Rhode Island Superior Court Finds in Favor of MERS, Upholding Foreclosure by Deutsche
In O’Brien v. Mortgage Electronic Registration Systems KC 2009-1695 (R.I. Sup. June 4, 2012) the court found in favor of the defendants, MERS and Deutsche Bank. The court held that Rhode Island law allows for the assignment of a mortgage where a homeowner has executed a mortgage with explicit language providing the right to assign the mortgage and allows for the separation of a mortgage from a note.
O’Brien brought this action to quiet title to his property challenging the foreclosure sale by Deutsche Bank. On January 3, 2007, O’Brien executed a promissory note in favor of New Century Mortgage Corporation and he also executed a mortgage on the property naming MERS as the nominee providing that “if necessary to comply with law or custom, MERS has the right: to exercise any or all of those interest, including but not limited to, the right to foreclose and sell the Property; and to take any action required of Lender including, but not limited to, releasing and canceling this Security Instrument.” Six days after executing the mortgage a corrective mortgage was executed to include metes and bounds which had been excluded from the initial mortgage. One year and two months later MERS assigned the mortgage to Deutsche Bank. O’Brien defaulted on the mortgage in the summer of 2009 and Deutsche foreclosed on the property.
The court relied upon Payette v. Mortgage Electronic Registration Systems in finding that the mortgage sale was valid because O’Brien bound himself to the language of the execution with MERS which stated in clear and unambiguous language that MERS held the right to “release.” Rhode Island law does not require a recording of power of attorney for MERS to act on the behalf of a company as its nominee. O’Brien then argued that New Century’s bankruptcy terminated its nominee relationship with MERS but this argument failed since the mortgage was executed with MERS well before New Century became bankrupt.
The court rejected O’Brien’s argument that the mortgage to Deutsche was void because only the defective mortgage was transferred. The court found that mortgages lacking formal requisites are considered agreements to give a mortgage and effective as between parties though not binding as to third parties. Relying upon Kriegel v. Mortgage Electronic Registration Systems, when MERS assigned the mortgage to Deutsche, all of the legal rights which MERS held by the agreement, including the power to sell after O’Brien’s default, were transferred to Deutsche.
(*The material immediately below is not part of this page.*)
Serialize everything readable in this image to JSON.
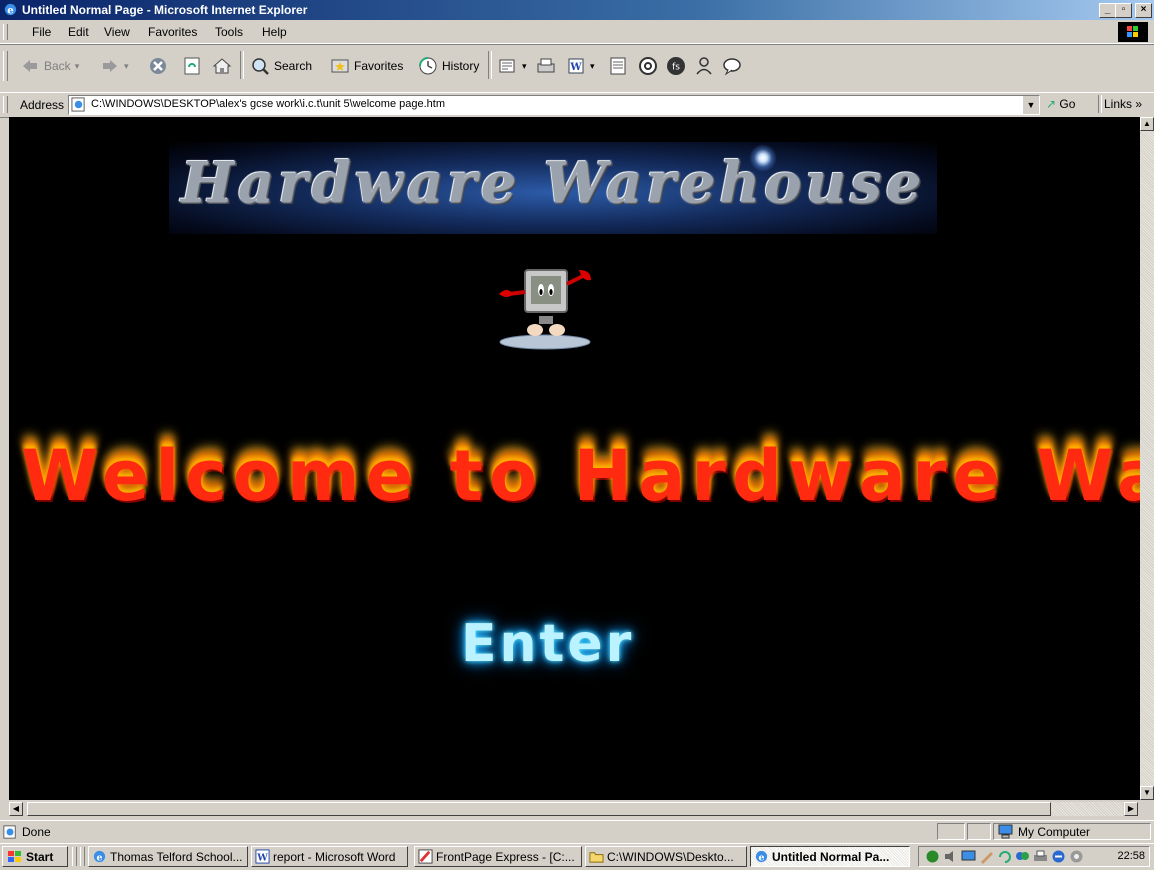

Therefore, the deeds defectiveness was irrelevant because the agreement was binding between the original parties and MERS transferred its entire interest to Deutsche, including the right to sell.
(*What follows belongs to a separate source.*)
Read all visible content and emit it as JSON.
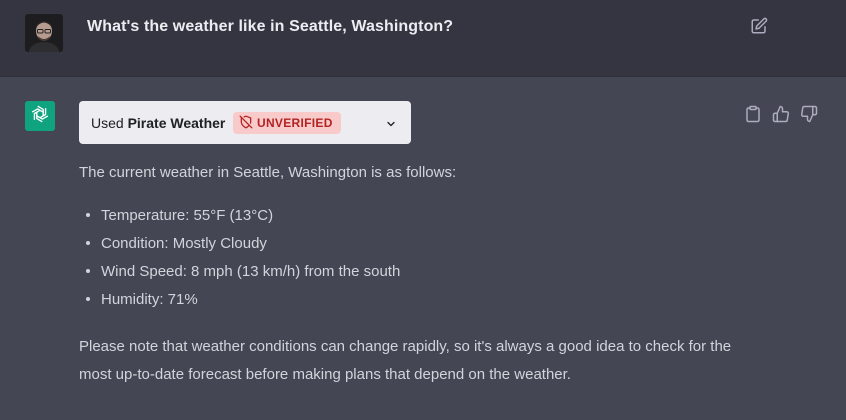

The court did not find a conflict with the U.S. Supreme Court’s ruling in Carpenter v. Longan determining that a mortgage and note are inseparable under Colorado law because the Rhode Island statute §34-11-24 indicates that the assignment of a mortgage will be followed by “the note and debt thereby secured.” Therefore MERS, recognized under Rhode Island law as the nominee of the current note holder, assigned both the mortgage and the note and debt to Deutsche. As the note and mortgage holder, Deutsche had the right to foreclose. Furthermore, Rhode Island has long respected that homeowners as non-parties to a contract cannot challenge the “propriety of mortgage assignments and the effect those assignments could have, if any, on the underlying obligation.”
The court found in favor of the defendants, the foreclosure was valid.| Permalink